To effectively interrogate the role of African literature as the handmaiden of Zimbabwean Nationalism, it is critical to establish the temporal and political context out of which both grew. The end of the Second World War resulted in invigorated nationalistic sentiments for both the Rhodesian colonized and the colonizer, albeit for different reasons. Thousands of African people had been enlisted to fight in the British army overseas, while those who remained at home assisted in the war effort by "building air bases for use by the British Air Force", among other things (Mlambo 78). Thus, when Franklin Roosevelt and Winston Churchill declared that the 1941 Atlantic Charter, which granted the right to self-determination to "all peoples", did not include the African colonies, and the African people who had fought tyranny against an unfamiliar enemy were disillusioned at the idea of returning home to face the same from a familiar foe. Ndabaningi Sithole describes the anti-colonial awakening among African people post-World War Two in his seminal 1959 text, African Nationalism, saying "during the war the Allied Powers taught their subject people that it was not right for Germany dominate other nations... they taught the subject peoples to fight and die for their freedom" (48). Thus, inadvertently, the World War led to the surge in anti-colonial African nationalism during the late 1940s and 1950s. On the other hand, the colonial powers were doubling down on their hold on the colonies. The onset of the Cold War meant that colonized territories were under the threat of aligning themselves with and coming under the control of Soviet communism. Furthermore, the loss of the Indian colony in 1948 was a huge blow to the British Empire, thus they were determined to maintain control of the rest of their territories, their African colonies in particular. As such, there was an influx of British migrants to Rhodesia in the decade following the war, coupled with increasingly oppressive laws for the African masses (Mlambo 81). In 1953, the Central African Federation (CAF) brought together the British colonies of Southern Rhodesia (Zimbabwe), Northern Rhodesia (Zambia) and Nyasaland (Malawi), a confederation aimed at consolidating British control of the central African territory, which further frustrated African people, and only fanned the fires of nascent nationalism in the region.
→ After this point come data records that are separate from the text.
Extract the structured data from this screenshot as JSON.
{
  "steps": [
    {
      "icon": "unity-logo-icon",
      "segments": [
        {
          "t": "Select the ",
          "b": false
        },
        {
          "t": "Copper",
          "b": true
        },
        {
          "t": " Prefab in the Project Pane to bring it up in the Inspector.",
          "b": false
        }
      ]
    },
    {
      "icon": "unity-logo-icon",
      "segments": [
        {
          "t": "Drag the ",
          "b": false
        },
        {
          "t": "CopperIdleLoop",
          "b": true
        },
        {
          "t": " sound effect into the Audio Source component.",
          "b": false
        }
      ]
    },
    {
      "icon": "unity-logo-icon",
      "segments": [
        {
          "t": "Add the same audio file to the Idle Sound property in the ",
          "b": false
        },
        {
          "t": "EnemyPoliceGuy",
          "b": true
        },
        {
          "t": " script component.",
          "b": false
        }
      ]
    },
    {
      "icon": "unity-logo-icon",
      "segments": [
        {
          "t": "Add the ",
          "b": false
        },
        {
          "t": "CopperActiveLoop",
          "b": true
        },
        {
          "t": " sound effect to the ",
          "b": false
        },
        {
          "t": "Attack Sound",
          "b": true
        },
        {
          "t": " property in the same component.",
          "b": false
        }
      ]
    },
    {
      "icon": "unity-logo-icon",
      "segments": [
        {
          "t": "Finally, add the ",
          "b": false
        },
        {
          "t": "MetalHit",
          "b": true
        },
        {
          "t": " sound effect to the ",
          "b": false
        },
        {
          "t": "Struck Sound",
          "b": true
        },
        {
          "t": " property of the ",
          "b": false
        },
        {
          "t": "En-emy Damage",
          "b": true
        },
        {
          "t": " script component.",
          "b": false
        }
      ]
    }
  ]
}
It was in this environment of disillusionment, heightened frustration, and nationalistic epiphanies that the earliest African works of creative literatures were published. Ndabaningi Sithole, who in 1963 would go on to found the Zimbabwe African National Union (ZANU), and is widely regarded as "The Father of Zimbabwe's Armed Struggle" (V. Sithole 32), published...